O'Shea's men outscored Galway by eight points to three over the closing quarter-hour for a real statement of intent - this is Kerry's trophy and Sam Maguire will soon have a residency in Killarney.
Cooper got his side back on terms with a well-crafted point and O'Sullivan followed suit as Kerry ominously went back in front.
With Darragh Ó Sé and Seamus Scanlon beginning to boss the middle, further points from Sheehan, Cooper and Aidan O'Mahony left three between the sides.
Galway were able to respond with late efforts from Joyce (62 minutes), Meehan (67) and Matthew Clancy (injury-time), but Kerry had turned the screw and in some style.
O'Sullivan took his personal haul to four points from play, Sheehan then topped up his tally with two more blockbusters and Darragh Ó Sé claimed a deserved point in injury-time.

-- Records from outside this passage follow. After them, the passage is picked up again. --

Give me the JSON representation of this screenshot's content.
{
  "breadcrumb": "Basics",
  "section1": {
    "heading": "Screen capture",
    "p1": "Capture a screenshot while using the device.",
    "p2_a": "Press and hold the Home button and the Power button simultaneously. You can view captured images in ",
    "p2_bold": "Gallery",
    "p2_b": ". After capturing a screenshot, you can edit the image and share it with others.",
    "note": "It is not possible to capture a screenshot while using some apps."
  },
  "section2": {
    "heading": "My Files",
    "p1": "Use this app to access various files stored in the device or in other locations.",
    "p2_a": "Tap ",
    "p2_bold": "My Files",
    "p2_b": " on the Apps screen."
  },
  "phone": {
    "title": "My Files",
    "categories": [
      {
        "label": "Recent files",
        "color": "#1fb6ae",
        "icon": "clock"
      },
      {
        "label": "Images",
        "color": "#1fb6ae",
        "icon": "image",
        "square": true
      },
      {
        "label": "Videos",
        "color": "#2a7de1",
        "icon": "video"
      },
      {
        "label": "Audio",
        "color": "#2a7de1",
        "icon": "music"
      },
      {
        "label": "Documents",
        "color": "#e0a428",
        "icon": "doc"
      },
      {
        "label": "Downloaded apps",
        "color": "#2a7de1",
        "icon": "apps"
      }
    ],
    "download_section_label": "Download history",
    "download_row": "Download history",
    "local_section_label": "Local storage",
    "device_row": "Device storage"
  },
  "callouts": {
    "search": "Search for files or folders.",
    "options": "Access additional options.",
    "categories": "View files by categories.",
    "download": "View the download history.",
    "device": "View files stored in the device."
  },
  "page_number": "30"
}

It was clinical, almost effortless and unmistakeably Kerry.
Kerry: D Murphy; P Reidy, M Ó Sé, T O'Sullivan; T Ó Sé (capt), A O'Mahony (0-01), K Young; D Ó Sé (0-01), S Scanlon; T Walsh (0-03), C Cooper (0-03, 1f), D Walsh (1-00); Declan O'Sullivan (0-04), K Donaghy (0-01), B Sheehan (0-07, 4f).
Subs used: T Griffin for Reidy (46 mins), E Brosnan for D Walsh (49), D Bohane for Scanlon (52), Darren O'Sullivan (0-01) for T Walsh (61), K O'Leary for Donaghy (70+2).
Galway: P Doherty; G Bradshaw (0-01), F Hanley, D Burke; N Coyne, D Blake, G Sice; B Cullinane, M Lydon (0-01); C Bane (0-01), P Joyce (capt) (0-01), P Conroy; M Clancy, M Meehan (0-10, 4f), F Breathnach.
Subs used: K Fitzgerald for Hanley (16-18 mins, blood sub), N Coleman for Clancy (30), J Bergin (0-01) for Conroy (40), Clancy (0-01) for Bane (61), D Meehan for Blake (66), A Burke for Cullinane (70+1-70+2, blood sub).
Referee: Joe McQuillan (Cavan).